◆ PROBLEM REQUIREMENTS ◆
From the material below, copy out each line with the word "that" in it.

◆ RECORDS FOR THIS EXERCISE ◆
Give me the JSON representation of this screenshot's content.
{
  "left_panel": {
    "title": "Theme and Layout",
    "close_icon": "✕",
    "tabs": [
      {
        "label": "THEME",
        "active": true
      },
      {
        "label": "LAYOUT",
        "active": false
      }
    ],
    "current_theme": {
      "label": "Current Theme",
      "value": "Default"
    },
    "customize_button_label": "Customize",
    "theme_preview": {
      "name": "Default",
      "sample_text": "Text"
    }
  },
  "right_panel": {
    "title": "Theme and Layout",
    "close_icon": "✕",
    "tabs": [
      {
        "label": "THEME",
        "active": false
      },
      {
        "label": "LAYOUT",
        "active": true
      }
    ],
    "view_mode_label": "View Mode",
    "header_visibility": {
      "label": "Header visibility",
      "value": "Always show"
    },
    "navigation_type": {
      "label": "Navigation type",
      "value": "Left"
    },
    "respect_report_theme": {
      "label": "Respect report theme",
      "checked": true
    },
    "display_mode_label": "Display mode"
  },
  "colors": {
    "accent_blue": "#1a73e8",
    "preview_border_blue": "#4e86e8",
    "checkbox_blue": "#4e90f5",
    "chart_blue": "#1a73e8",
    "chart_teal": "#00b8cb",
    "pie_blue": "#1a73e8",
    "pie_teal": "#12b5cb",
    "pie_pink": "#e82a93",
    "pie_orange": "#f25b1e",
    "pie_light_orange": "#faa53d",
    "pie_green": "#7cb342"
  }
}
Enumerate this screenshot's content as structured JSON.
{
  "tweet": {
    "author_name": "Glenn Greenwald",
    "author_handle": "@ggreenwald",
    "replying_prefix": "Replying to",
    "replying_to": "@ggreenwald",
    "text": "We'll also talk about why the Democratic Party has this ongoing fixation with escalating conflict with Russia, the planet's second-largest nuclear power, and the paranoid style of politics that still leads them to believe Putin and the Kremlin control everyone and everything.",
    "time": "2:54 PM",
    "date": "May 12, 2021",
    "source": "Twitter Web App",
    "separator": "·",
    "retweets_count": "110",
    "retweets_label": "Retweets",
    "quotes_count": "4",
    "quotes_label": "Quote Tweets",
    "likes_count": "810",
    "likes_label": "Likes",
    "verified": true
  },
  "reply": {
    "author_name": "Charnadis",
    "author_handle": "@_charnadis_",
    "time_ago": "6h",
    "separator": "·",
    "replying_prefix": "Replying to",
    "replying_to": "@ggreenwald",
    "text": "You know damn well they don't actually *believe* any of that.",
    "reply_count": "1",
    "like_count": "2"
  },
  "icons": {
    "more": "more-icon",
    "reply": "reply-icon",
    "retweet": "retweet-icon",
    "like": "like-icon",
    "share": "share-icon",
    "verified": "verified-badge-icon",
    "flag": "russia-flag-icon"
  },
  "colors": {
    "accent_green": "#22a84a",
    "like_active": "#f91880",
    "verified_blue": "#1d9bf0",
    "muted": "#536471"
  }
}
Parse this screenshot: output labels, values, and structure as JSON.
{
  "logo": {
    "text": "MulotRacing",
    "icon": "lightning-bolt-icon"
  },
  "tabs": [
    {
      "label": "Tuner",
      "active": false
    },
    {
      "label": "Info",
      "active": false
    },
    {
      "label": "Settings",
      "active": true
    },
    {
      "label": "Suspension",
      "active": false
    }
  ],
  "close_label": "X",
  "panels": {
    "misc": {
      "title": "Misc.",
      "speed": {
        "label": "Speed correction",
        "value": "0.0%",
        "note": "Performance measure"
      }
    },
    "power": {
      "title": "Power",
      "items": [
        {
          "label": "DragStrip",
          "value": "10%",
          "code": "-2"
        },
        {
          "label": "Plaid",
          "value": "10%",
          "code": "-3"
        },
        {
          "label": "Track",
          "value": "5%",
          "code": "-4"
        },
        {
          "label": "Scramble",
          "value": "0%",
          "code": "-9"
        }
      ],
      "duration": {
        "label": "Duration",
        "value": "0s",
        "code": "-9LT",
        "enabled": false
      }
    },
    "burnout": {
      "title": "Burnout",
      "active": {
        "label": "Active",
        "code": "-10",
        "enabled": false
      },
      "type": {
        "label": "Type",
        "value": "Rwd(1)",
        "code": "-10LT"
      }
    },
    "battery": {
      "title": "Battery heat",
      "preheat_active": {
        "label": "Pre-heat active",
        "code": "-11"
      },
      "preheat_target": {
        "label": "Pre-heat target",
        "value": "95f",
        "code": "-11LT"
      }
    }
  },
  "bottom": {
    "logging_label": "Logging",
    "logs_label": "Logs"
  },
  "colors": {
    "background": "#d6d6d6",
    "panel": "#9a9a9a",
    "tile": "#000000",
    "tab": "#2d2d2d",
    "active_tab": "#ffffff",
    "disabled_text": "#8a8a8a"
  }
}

◆ TASK ANSWER ◆
    "text": "We'll also talk about why the Democratic Party has this ongoing fixation with escalating conflict with Russia, the planet's second-largest nuclear power, and the paranoid style of politics that still leads them to believe Putin and the Kremlin control everyone and everything.",
    "text": "You know damn well they don't actually *believe* any of that.",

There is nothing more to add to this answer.